[What the task asks]: The full listing is to be written out again, unchanged.

[Input data]:
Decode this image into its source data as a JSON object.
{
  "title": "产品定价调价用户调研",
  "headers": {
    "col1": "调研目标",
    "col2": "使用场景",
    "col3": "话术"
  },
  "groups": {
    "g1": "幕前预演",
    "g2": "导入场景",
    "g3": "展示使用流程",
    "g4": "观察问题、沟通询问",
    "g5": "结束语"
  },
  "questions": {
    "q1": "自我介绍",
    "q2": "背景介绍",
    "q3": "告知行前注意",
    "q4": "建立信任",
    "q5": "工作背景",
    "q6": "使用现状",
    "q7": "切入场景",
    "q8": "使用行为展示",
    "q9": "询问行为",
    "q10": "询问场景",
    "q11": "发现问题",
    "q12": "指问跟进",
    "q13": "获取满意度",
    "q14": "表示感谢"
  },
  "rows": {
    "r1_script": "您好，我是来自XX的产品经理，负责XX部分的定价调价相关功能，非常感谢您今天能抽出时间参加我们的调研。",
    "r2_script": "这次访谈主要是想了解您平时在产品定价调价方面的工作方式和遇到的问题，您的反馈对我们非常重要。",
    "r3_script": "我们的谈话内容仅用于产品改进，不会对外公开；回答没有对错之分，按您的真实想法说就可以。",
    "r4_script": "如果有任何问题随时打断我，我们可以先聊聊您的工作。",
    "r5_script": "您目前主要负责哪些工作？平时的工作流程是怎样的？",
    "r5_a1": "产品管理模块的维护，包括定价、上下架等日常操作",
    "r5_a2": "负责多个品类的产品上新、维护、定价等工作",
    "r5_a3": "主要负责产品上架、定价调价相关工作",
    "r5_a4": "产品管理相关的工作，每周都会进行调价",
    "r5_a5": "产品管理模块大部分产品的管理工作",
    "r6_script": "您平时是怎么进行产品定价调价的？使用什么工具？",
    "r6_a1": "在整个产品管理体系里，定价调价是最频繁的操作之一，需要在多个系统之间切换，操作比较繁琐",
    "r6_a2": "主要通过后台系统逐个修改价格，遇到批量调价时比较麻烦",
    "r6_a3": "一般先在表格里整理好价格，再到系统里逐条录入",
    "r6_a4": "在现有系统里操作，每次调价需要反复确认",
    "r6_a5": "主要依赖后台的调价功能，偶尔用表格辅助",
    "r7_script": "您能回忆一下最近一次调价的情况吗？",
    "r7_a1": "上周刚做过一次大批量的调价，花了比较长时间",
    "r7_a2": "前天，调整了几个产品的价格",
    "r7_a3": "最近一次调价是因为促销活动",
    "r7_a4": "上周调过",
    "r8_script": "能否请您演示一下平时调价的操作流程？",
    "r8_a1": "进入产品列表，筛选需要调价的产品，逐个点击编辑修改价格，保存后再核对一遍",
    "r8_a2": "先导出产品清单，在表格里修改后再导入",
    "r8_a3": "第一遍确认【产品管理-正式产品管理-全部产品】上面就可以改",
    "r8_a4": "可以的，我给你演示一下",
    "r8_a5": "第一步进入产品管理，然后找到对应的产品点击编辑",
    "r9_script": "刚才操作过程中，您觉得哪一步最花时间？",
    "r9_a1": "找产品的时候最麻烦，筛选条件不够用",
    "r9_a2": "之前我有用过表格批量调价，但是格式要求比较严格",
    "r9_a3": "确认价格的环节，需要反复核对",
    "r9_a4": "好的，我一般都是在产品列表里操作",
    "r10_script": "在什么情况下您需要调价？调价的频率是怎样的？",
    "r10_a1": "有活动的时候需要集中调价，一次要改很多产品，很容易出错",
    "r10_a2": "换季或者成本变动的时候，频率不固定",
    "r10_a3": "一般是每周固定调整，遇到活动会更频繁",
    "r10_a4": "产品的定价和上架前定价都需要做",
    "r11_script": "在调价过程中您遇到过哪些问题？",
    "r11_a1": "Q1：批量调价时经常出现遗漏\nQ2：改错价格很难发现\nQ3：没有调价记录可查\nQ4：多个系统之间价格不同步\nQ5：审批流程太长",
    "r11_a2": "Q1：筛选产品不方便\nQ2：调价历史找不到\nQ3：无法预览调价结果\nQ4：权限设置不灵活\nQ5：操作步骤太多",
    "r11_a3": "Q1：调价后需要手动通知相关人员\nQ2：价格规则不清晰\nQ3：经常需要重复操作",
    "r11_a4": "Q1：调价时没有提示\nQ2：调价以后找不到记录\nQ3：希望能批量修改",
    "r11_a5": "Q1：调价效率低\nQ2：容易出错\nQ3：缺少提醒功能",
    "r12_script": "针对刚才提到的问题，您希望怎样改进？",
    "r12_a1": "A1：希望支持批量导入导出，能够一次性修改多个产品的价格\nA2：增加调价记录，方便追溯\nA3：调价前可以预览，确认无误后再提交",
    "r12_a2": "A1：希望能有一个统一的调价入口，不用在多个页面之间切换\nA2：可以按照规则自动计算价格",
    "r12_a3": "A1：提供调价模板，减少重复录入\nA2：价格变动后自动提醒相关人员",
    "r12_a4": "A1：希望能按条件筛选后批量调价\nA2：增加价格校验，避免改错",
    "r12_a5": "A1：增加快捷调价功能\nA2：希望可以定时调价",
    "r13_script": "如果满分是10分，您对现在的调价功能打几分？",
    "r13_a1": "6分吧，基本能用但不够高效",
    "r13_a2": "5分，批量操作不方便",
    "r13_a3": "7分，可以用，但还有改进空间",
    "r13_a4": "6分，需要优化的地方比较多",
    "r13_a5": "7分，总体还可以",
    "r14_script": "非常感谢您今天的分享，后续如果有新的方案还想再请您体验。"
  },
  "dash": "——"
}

[Exercise output]:
Decode this image into its source data as a JSON object.
{
  "title": "产品定价调价用户调研",
  "headers": {
    "col1": "调研目标",
    "col2": "使用场景",
    "col3": "话术"
  },
  "groups": {
    "g1": "幕前预演",
    "g2": "导入场景",
    "g3": "展示使用流程",
    "g4": "观察问题、沟通询问",
    "g5": "结束语"
  },
  "questions": {
    "q1": "自我介绍",
    "q2": "背景介绍",
    "q3": "告知行前注意",
    "q4": "建立信任",
    "q5": "工作背景",
    "q6": "使用现状",
    "q7": "切入场景",
    "q8": "使用行为展示",
    "q9": "询问行为",
    "q10": "询问场景",
    "q11": "发现问题",
    "q12": "指问跟进",
    "q13": "获取满意度",
    "q14": "表示感谢"
  },
  "rows": {
    "r1_script": "您好，我是来自XX的产品经理，负责XX部分的定价调价相关功能，非常感谢您今天能抽出时间参加我们的调研。",
    "r2_script": "这次访谈主要是想了解您平时在产品定价调价方面的工作方式和遇到的问题，您的反馈对我们非常重要。",
    "r3_script": "我们的谈话内容仅用于产品改进，不会对外公开；回答没有对错之分，按您的真实想法说就可以。",
    "r4_script": "如果有任何问题随时打断我，我们可以先聊聊您的工作。",
    "r5_script": "您目前主要负责哪些工作？平时的工作流程是怎样的？",
    "r5_a1": "产品管理模块的维护，包括定价、上下架等日常操作",
    "r5_a2": "负责多个品类的产品上新、维护、定价等工作",
    "r5_a3": "主要负责产品上架、定价调价相关工作",
    "r5_a4": "产品管理相关的工作，每周都会进行调价",
    "r5_a5": "产品管理模块大部分产品的管理工作",
    "r6_script": "您平时是怎么进行产品定价调价的？使用什么工具？",
    "r6_a1": "在整个产品管理体系里，定价调价是最频繁的操作之一，需要在多个系统之间切换，操作比较繁琐",
    "r6_a2": "主要通过后台系统逐个修改价格，遇到批量调价时比较麻烦",
    "r6_a3": "一般先在表格里整理好价格，再到系统里逐条录入",
    "r6_a4": "在现有系统里操作，每次调价需要反复确认",
    "r6_a5": "主要依赖后台的调价功能，偶尔用表格辅助",
    "r7_script": "您能回忆一下最近一次调价的情况吗？",
    "r7_a1": "上周刚做过一次大批量的调价，花了比较长时间",
    "r7_a2": "前天，调整了几个产品的价格",
    "r7_a3": "最近一次调价是因为促销活动",
    "r7_a4": "上周调过",
    "r8_script": "能否请您演示一下平时调价的操作流程？",
    "r8_a1": "进入产品列表，筛选需要调价的产品，逐个点击编辑修改价格，保存后再核对一遍",
    "r8_a2": "先导出产品清单，在表格里修改后再导入",
    "r8_a3": "第一遍确认【产品管理-正式产品管理-全部产品】上面就可以改",
    "r8_a4": "可以的，我给你演示一下",
    "r8_a5": "第一步进入产品管理，然后找到对应的产品点击编辑",
    "r9_script": "刚才操作过程中，您觉得哪一步最花时间？",
    "r9_a1": "找产品的时候最麻烦，筛选条件不够用",
    "r9_a2": "之前我有用过表格批量调价，但是格式要求比较严格",
    "r9_a3": "确认价格的环节，需要反复核对",
    "r9_a4": "好的，我一般都是在产品列表里操作",
    "r10_script": "在什么情况下您需要调价？调价的频率是怎样的？",
    "r10_a1": "有活动的时候需要集中调价，一次要改很多产品，很容易出错",
    "r10_a2": "换季或者成本变动的时候，频率不固定",
    "r10_a3": "一般是每周固定调整，遇到活动会更频繁",
    "r10_a4": "产品的定价和上架前定价都需要做",
    "r11_script": "在调价过程中您遇到过哪些问题？",
    "r11_a1": "Q1：批量调价时经常出现遗漏\nQ2：改错价格很难发现\nQ3：没有调价记录可查\nQ4：多个系统之间价格不同步\nQ5：审批流程太长",
    "r11_a2": "Q1：筛选产品不方便\nQ2：调价历史找不到\nQ3：无法预览调价结果\nQ4：权限设置不灵活\nQ5：操作步骤太多",
    "r11_a3": "Q1：调价后需要手动通知相关人员\nQ2：价格规则不清晰\nQ3：经常需要重复操作",
    "r11_a4": "Q1：调价时没有提示\nQ2：调价以后找不到记录\nQ3：希望能批量修改",
    "r11_a5": "Q1：调价效率低\nQ2：容易出错\nQ3：缺少提醒功能",
    "r12_script": "针对刚才提到的问题，您希望怎样改进？",
    "r12_a1": "A1：希望支持批量导入导出，能够一次性修改多个产品的价格\nA2：增加调价记录，方便追溯\nA3：调价前可以预览，确认无误后再提交",
    "r12_a2": "A1：希望能有一个统一的调价入口，不用在多个页面之间切换\nA2：可以按照规则自动计算价格",
    "r12_a3": "A1：提供调价模板，减少重复录入\nA2：价格变动后自动提醒相关人员",
    "r12_a4": "A1：希望能按条件筛选后批量调价\nA2：增加价格校验，避免改错",
    "r12_a5": "A1：增加快捷调价功能\nA2：希望可以定时调价",
    "r13_script": "如果满分是10分，您对现在的调价功能打几分？",
    "r13_a1": "6分吧，基本能用但不够高效",
    "r13_a2": "5分，批量操作不方便",
    "r13_a3": "7分，可以用，但还有改进空间",
    "r13_a4": "6分，需要优化的地方比较多",
    "r13_a5": "7分，总体还可以",
    "r14_script": "非常感谢您今天的分享，后续如果有新的方案还想再请您体验。"
  },
  "dash": "——"
}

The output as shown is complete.